Whether the unification of the divine and the human nature actually took place in Christ can be decided only by historians, not philosophers. (Strauss, In Defense of My Life of Jesus, 18).
Whether the person of Jesus of Nazareth really possesses the attributes which belong to the established concept of the Redeemer is in fact a purely historical question, which can be answered only through an historical investigation of the literary sources of the Gospel stories. (Baur, cited in Baird, History, 1:260)
There are, in my opinion, at least two problems with these quotes:
- Both expect quite a bit out of historical investigation. How can trying to ascertain provable facts (as defined by nineteenth century standards) prove one way or another a proposition about Jesus that is beyond the limitations of Strauss' and Baur's sort of historical investigation, namely, the divinity of Jesus? By searching only for a particular set of data and excising the rest, Strauss and Baur succeeded in severing the Christ of faith from the Jesus of history.

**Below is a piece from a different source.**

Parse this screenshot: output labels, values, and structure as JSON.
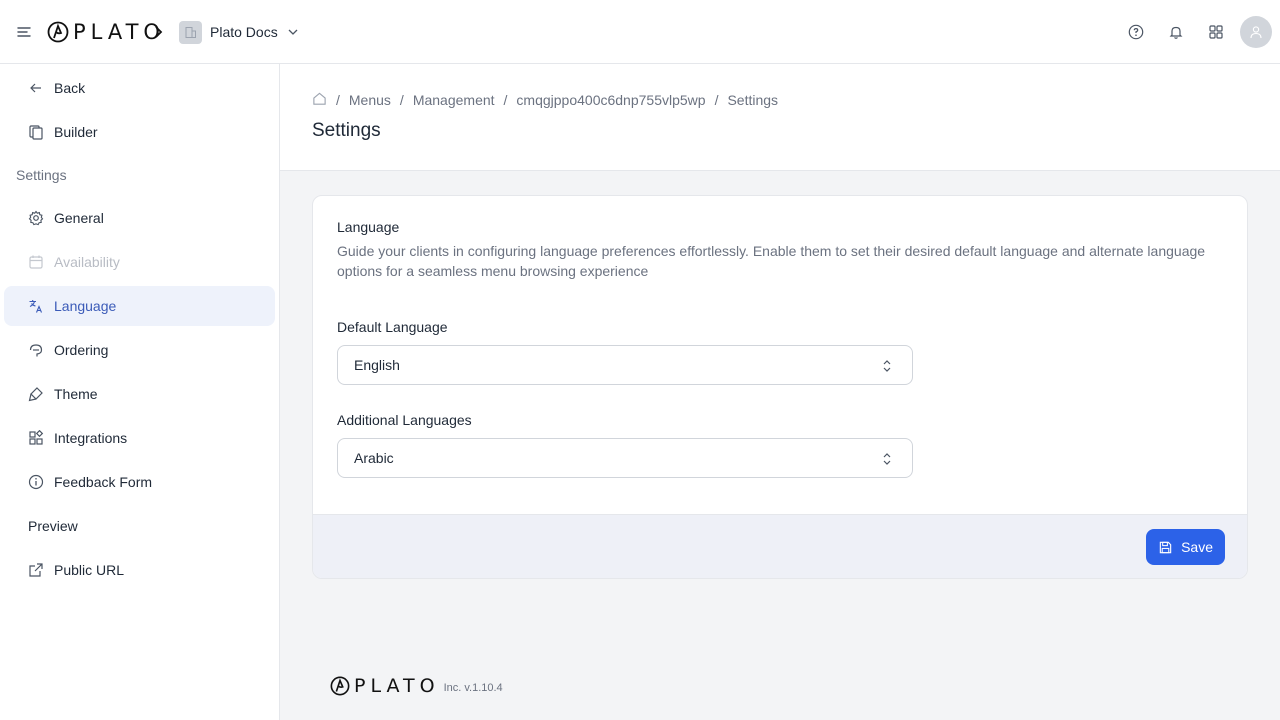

- Both Strauss and Baur have a presupposition that they take with them to the texts about Jesus -- that the supernatural is not possible. So is it any surprise that the texts of the NT are stripped bare of almost all of their meaning by these scholars since these very texts are filled with the supernatural on virtually every page? Perhaps they would have been better served by being open to the possibility of something beyond the scope of human understanding!